This model was Ace Tone’s early-’70s flagship amp, with about 100 watts on tap, and came in several cabinet configurations—all as heavy as they sounded. One quirk: a built-in VU meter to monitor overloading.
Ace Tone Solid Ace 10There was a time when I once avoided solid-state amps at all costs, and it had to do with an old ’80s Peavey amp I used to own. I can’t remember the exact model anymore, but that amp sounded so sterile and lifeless that it scarred me for a few years. That injury lasted until I started trying out early solid-state amps from the ’60s and ’70s. There is something about early solid-state amps that sounds more organic and natural than newer amps of the same ilk. It’s hard to pin down, but one listen to some of the old Ace Tone amps and you’ll dig.
I’ve always known the Ace Tone name from old fuzz boxes, like the awesome FM-2 Fuzz Master, but I never really knew much about Ace Tone amps. It turns out that Ace Tone was started in the early ’60s as a maker of electronic musical instruments such as organs, effects, and drum machines. The mastermind behind the company was Ikutaro Kakehashi, and his designs were innovative and original. Eventually Kakehashi left his Ace Tone company in the early ’70s to start the more famous Roland Corporation.
The Solid Ace 10 was the company’s flagship amp in 1971 and could be purchased with a number of different cabinet configurations. The head alone cost $420 new and ran a whopping $1,200 with twin-column speaker cabinets housing four 15" speakers. These are 2-channel amps full of “red-blooded” tone (per the catalog) and had enough power for “3 acres of auditorium.” Gotta love vintage ad hype!
Similar to the mid-’60s Teisco amps, Ace Tone amp heads could be ordered with any number of speaker cabinets. This one came with a 2x15 cabinet that weighs close to 100 pounds. It’s a true widow-maker! Now with all this power—something like 100 watts—on tap, there is a curious, yet cool VU meter to warn of overloading. But if you somehow manage to overload this amp, then you probably deserve a trophy. The two 15" Japanese Gold Bond speakers feature a cool golden cap cover, à la JBL speakers.

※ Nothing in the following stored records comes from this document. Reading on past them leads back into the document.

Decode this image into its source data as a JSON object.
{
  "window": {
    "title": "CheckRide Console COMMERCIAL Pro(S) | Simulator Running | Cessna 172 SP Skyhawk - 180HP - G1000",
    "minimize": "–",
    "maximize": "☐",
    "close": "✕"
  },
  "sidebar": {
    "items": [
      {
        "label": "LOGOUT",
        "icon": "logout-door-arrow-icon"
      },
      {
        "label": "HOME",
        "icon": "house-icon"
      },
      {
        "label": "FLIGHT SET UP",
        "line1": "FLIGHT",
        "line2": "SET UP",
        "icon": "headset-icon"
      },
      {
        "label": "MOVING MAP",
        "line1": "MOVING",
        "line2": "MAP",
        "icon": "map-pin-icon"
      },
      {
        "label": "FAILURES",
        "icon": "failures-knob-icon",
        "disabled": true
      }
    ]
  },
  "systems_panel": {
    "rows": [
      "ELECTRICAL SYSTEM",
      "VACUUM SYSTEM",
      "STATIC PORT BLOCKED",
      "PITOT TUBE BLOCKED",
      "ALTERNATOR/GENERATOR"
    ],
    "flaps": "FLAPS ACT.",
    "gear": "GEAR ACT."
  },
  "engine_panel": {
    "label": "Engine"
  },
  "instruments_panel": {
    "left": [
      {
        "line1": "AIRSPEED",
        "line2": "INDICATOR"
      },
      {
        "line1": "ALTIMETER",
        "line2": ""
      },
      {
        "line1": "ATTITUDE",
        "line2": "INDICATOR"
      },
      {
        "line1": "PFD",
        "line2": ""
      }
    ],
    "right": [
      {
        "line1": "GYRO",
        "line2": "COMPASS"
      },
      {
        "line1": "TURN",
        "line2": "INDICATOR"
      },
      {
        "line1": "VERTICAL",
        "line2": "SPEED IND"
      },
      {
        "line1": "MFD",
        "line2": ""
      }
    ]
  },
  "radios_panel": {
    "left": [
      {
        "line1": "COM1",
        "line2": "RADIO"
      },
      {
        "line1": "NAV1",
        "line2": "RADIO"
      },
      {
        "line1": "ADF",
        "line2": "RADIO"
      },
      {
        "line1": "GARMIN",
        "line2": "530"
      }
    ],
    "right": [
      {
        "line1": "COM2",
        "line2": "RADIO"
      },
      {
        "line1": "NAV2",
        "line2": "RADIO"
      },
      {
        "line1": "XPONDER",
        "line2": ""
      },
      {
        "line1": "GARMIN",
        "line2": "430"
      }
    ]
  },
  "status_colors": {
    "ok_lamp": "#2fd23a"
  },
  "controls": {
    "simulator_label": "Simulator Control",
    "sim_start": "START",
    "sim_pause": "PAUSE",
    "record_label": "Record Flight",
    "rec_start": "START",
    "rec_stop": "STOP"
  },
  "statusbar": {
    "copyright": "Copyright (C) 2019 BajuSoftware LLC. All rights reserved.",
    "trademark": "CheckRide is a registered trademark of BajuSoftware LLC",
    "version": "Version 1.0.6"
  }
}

The stock speakers feature alnico 5 magnets and sound superb. This amp takes pedals very well and, as expected, this Ace will rattle the house even at lower volumes.